About 12M More People Eligible for Statins Under New Guidelines
As many as 56 million U.S. residents -- or nearly 50% of people ages 40 to 75 -- would become eligible to take heart disease-fighting statins under new guidelines that were issued last year, according to an analysis published Wednesday in the New England Journal of Medicine, the AP/U-T San Diego reports.
About 43 million people in this age group would have been eligible for statin treatment under previous guidelines.
Background on Updated Guidelines
The guidelines, which were issued by the American Heart Association and the American College of Cardiology in November 2013, focus on risk factors rather than cholesterol levels. Specifically, they recommend using risk factors, such as smoking and obesity, to identify patients who should receive statins and patients who should simply make lifestyle changes (Marchione, AP/U-T San Diego, 3/19).
Details, Findings of Analysis
For the analysis, Michael Pencina -- a biostatistician at the Duke University Clinical Research Institute -- and colleagues looked at data from 3,773 participants between ages 40 and 75 who provided detailed medical information in their responses to the National Health and Nutrition Examination Surveys. The data are considered to be representative of the broader population.

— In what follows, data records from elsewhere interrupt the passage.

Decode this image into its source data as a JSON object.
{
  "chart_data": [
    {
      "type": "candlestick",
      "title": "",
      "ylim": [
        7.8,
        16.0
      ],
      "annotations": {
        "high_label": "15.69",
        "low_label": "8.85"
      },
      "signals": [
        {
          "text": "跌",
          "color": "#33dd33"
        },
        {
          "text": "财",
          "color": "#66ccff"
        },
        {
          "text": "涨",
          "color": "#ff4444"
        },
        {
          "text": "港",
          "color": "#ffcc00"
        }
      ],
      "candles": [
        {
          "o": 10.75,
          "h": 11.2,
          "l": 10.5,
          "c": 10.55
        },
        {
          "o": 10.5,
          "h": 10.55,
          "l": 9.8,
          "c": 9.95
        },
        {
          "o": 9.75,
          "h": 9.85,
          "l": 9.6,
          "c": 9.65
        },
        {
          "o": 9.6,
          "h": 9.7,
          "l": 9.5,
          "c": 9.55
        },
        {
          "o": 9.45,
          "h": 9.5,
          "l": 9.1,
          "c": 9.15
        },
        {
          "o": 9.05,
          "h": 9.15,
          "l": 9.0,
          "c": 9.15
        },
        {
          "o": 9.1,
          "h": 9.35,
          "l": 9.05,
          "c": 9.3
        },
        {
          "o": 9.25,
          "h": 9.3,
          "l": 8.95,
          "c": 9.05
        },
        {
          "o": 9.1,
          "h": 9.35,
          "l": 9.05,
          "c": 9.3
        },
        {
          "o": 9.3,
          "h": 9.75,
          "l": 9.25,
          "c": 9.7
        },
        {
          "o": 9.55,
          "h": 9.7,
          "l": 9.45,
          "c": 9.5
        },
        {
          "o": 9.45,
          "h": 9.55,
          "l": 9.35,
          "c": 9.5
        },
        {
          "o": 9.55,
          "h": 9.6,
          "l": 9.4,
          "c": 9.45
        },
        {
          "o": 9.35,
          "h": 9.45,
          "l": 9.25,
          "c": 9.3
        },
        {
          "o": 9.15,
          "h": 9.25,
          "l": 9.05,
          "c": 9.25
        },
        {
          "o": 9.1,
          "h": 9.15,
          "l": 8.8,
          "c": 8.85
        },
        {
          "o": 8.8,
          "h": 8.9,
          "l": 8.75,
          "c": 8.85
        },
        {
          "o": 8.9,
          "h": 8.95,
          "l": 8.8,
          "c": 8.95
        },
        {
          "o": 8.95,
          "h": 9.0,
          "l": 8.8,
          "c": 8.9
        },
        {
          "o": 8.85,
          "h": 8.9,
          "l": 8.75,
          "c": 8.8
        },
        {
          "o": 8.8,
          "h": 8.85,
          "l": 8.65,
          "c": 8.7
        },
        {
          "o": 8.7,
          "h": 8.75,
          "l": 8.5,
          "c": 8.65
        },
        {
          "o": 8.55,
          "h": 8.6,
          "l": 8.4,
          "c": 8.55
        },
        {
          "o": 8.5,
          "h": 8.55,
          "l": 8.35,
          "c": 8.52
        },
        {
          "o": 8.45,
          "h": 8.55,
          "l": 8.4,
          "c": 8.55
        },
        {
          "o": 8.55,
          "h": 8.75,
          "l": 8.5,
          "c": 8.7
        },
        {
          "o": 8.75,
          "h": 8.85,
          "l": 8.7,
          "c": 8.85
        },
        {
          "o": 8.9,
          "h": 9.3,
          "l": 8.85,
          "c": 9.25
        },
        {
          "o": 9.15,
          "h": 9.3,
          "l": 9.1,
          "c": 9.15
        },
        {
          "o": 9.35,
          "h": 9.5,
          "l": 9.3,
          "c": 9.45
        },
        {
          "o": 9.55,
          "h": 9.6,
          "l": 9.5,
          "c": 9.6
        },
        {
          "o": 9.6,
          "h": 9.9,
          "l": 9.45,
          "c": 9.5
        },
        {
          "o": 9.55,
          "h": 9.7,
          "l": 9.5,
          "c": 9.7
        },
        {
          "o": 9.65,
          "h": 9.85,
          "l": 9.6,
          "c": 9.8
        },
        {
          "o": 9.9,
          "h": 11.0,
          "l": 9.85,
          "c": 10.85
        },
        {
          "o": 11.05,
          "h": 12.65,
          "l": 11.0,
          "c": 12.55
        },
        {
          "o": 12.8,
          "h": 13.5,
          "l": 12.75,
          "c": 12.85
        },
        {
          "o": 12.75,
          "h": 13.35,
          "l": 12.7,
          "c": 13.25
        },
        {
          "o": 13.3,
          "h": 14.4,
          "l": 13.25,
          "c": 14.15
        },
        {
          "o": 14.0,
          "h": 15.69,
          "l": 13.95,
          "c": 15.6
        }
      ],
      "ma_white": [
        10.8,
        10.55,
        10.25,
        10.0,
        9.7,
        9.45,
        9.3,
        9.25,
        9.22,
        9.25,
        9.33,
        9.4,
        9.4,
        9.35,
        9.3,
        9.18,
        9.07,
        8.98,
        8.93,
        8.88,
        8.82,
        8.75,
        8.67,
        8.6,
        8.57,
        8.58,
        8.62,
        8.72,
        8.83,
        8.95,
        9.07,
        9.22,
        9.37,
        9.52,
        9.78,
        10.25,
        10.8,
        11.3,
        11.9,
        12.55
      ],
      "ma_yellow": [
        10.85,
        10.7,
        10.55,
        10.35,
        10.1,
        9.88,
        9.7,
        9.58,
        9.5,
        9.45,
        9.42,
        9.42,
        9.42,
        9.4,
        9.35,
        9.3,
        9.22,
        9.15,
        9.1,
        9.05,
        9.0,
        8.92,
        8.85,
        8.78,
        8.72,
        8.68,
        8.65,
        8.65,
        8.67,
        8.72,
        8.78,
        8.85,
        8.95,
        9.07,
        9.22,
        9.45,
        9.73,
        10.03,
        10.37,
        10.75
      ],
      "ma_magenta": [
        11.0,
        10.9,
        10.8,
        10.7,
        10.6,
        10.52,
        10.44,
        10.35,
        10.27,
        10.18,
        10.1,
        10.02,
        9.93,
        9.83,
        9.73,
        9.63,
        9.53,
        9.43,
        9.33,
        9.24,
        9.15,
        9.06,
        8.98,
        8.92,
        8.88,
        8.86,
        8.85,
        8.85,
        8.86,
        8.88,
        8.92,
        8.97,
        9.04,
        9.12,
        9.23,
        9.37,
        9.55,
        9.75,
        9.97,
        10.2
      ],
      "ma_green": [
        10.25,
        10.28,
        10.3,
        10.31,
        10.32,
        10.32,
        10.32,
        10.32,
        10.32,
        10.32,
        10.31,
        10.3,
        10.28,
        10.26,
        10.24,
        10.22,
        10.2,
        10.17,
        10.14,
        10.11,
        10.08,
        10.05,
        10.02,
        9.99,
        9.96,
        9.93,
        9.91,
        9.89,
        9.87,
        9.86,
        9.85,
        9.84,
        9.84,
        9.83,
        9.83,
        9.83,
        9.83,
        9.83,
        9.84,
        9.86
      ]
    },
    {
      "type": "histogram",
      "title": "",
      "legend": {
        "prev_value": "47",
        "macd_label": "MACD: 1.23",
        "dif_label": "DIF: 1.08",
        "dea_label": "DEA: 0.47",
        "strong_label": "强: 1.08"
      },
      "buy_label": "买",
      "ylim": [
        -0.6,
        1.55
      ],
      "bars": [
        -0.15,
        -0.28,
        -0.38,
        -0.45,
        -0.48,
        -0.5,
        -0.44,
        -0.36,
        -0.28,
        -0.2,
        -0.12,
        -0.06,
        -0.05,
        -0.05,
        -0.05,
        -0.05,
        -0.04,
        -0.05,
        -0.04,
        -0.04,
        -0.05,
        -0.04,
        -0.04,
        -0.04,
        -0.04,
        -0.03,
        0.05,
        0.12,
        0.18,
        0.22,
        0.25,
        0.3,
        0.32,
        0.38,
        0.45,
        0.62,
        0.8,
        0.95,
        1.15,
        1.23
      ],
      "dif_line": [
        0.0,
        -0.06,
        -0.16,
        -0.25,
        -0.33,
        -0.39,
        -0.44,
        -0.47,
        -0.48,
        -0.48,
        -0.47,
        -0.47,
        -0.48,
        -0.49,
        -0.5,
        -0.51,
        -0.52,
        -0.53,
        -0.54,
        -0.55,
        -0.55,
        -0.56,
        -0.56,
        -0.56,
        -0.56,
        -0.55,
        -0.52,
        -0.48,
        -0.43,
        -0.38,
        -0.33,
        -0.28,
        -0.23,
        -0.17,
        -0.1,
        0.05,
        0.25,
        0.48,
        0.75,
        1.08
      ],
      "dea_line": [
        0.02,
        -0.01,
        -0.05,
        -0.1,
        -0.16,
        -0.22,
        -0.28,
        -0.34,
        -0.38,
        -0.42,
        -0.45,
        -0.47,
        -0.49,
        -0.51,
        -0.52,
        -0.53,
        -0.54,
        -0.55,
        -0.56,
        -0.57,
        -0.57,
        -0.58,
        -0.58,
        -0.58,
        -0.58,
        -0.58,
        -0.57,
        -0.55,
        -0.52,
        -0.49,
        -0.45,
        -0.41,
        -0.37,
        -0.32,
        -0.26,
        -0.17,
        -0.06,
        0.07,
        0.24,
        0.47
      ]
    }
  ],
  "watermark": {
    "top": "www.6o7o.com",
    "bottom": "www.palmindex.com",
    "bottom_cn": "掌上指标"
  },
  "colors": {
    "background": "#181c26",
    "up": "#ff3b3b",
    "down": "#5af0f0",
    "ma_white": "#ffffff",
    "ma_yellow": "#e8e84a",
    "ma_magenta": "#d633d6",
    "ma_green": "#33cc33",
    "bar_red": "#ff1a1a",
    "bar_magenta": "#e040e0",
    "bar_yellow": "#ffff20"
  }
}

The researchers compared suggestions for statin use under the new guidelines with previous guidelines, and then extrapolated their findings to the U.S. population of 115 million adults between the ages of 40 and 75 (Steenhuysen, Reuters, 3/19).
The analysis found that under the new guidelines, and with the use of an accompanying online risk assessment tool:
- As many as 87% of men age 60 or older who are not already taking a statin would be eligible to consider one, compared with 30% of such men under previous guidelines; and
- Up to 54% of women age 60 or older who do not take statins would be deemed eligible for the drug, compared with 21% under previous guidelines (AP/U-T San Diego, 3/19).
Pencina acknowledged that not every individual who would be deemed eligible for a statin treatment would receive a prescription (Reuters, 3/19).
Meanwhile, two critics of the guidelines -- Paul Ridker and Nancy Cook of Brigham and Women's Hospital, who drew attention to flaws with the risk-assessment approach -- argued that physicians should seek to address the underlying risk factors and promote lifestyle changes before putting their patients on a medication (AP/U-T San Diego, 3/19).This is part of the California Healthline Daily Edition, a summary of health policy coverage from major news organizations. Sign up for an email subscription.